- _Brief_:
Whenever a line in the records below contains "title", pick it out.

- _Data for review_:
####################

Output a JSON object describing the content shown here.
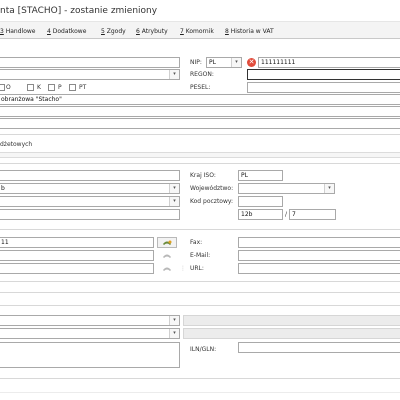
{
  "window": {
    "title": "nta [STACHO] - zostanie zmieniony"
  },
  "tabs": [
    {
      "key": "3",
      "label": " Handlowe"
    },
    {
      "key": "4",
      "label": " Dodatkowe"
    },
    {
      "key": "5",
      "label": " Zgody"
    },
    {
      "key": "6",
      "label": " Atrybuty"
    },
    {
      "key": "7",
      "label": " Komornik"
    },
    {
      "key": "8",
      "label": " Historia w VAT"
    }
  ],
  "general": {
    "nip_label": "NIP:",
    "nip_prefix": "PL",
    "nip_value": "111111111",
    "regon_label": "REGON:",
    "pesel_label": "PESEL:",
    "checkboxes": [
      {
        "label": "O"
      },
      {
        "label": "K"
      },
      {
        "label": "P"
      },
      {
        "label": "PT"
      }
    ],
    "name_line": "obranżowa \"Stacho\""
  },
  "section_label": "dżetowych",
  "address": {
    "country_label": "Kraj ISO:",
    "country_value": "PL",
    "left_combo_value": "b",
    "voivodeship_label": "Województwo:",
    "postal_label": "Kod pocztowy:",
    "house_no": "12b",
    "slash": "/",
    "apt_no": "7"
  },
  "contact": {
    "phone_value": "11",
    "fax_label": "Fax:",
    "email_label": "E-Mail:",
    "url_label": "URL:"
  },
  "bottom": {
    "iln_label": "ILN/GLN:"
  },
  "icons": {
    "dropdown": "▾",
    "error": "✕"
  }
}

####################

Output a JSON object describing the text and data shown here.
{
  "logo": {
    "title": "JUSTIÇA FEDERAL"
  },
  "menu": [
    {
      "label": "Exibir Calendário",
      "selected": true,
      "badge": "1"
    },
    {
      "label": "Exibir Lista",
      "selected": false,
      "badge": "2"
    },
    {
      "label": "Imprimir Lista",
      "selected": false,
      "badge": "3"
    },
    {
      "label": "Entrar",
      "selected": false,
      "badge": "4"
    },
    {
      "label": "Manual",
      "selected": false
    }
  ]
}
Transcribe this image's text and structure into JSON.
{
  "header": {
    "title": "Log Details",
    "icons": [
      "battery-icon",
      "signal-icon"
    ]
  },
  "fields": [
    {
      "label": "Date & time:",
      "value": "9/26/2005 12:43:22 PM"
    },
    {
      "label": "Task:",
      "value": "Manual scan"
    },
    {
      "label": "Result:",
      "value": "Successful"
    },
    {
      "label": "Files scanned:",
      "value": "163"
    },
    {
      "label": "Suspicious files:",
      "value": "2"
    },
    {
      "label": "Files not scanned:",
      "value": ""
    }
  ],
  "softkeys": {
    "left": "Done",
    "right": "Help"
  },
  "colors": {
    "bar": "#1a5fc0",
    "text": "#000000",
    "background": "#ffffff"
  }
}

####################

- _Answer for the task_:
    "title": "nta [STACHO] - zostanie zmieniony"
    "title": "JUSTIÇA FEDERAL"
    "title": "Log Details",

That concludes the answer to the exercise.